INSTRUCTIONS FOR THE TASK:
Retype the records in full, exactly as they stand.

Data about app and page elements:
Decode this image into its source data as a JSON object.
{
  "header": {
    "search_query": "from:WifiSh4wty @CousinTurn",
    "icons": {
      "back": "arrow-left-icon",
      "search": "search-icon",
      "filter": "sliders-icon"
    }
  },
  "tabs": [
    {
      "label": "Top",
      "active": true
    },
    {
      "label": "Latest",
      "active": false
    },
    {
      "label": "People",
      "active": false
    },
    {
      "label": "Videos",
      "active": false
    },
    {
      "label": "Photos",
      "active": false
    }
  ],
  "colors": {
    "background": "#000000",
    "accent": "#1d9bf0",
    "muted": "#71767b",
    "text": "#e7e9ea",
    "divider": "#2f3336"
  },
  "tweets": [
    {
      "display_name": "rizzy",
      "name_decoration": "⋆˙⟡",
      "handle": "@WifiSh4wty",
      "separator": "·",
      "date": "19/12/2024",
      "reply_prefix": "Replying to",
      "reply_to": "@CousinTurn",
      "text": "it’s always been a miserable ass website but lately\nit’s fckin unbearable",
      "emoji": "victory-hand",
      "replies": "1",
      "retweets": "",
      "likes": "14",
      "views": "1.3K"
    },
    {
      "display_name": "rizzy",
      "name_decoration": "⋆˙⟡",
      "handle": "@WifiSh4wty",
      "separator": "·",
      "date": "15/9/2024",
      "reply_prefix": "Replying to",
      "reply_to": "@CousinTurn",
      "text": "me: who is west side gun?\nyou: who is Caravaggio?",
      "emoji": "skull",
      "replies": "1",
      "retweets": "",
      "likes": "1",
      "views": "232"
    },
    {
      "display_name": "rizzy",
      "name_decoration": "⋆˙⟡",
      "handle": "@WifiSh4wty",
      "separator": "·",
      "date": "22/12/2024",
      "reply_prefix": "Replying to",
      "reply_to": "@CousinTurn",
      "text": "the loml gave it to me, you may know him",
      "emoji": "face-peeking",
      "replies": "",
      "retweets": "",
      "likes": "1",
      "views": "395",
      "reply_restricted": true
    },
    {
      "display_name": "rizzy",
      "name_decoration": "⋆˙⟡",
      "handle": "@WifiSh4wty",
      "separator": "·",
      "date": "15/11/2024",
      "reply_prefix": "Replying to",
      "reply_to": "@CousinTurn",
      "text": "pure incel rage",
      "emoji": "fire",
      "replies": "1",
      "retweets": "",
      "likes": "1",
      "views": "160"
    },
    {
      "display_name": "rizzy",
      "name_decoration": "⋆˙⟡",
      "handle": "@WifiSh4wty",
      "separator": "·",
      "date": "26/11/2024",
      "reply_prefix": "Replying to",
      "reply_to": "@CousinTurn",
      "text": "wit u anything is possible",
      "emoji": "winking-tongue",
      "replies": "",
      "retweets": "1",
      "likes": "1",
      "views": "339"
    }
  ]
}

WRITTEN RESPONSE:
Decode this image into its source data as a JSON object.
{
  "header": {
    "search_query": "from:WifiSh4wty @CousinTurn",
    "icons": {
      "back": "arrow-left-icon",
      "search": "search-icon",
      "filter": "sliders-icon"
    }
  },
  "tabs": [
    {
      "label": "Top",
      "active": true
    },
    {
      "label": "Latest",
      "active": false
    },
    {
      "label": "People",
      "active": false
    },
    {
      "label": "Videos",
      "active": false
    },
    {
      "label": "Photos",
      "active": false
    }
  ],
  "colors": {
    "background": "#000000",
    "accent": "#1d9bf0",
    "muted": "#71767b",
    "text": "#e7e9ea",
    "divider": "#2f3336"
  },
  "tweets": [
    {
      "display_name": "rizzy",
      "name_decoration": "⋆˙⟡",
      "handle": "@WifiSh4wty",
      "separator": "·",
      "date": "19/12/2024",
      "reply_prefix": "Replying to",
      "reply_to": "@CousinTurn",
      "text": "it’s always been a miserable ass website but lately\nit’s fckin unbearable",
      "emoji": "victory-hand",
      "replies": "1",
      "retweets": "",
      "likes": "14",
      "views": "1.3K"
    },
    {
      "display_name": "rizzy",
      "name_decoration": "⋆˙⟡",
      "handle": "@WifiSh4wty",
      "separator": "·",
      "date": "15/9/2024",
      "reply_prefix": "Replying to",
      "reply_to": "@CousinTurn",
      "text": "me: who is west side gun?\nyou: who is Caravaggio?",
      "emoji": "skull",
      "replies": "1",
      "retweets": "",
      "likes": "1",
      "views": "232"
    },
    {
      "display_name": "rizzy",
      "name_decoration": "⋆˙⟡",
      "handle": "@WifiSh4wty",
      "separator": "·",
      "date": "22/12/2024",
      "reply_prefix": "Replying to",
      "reply_to": "@CousinTurn",
      "text": "the loml gave it to me, you may know him",
      "emoji": "face-peeking",
      "replies": "",
      "retweets": "",
      "likes": "1",
      "views": "395",
      "reply_restricted": true
    },
    {
      "display_name": "rizzy",
      "name_decoration": "⋆˙⟡",
      "handle": "@WifiSh4wty",
      "separator": "·",
      "date": "15/11/2024",
      "reply_prefix": "Replying to",
      "reply_to": "@CousinTurn",
      "text": "pure incel rage",
      "emoji": "fire",
      "replies": "1",
      "retweets": "",
      "likes": "1",
      "views": "160"
    },
    {
      "display_name": "rizzy",
      "name_decoration": "⋆˙⟡",
      "handle": "@WifiSh4wty",
      "separator": "·",
      "date": "26/11/2024",
      "reply_prefix": "Replying to",
      "reply_to": "@CousinTurn",
      "text": "wit u anything is possible",
      "emoji": "winking-tongue",
      "replies": "",
      "retweets": "1",
      "likes": "1",
      "views": "339"
    }
  ]
}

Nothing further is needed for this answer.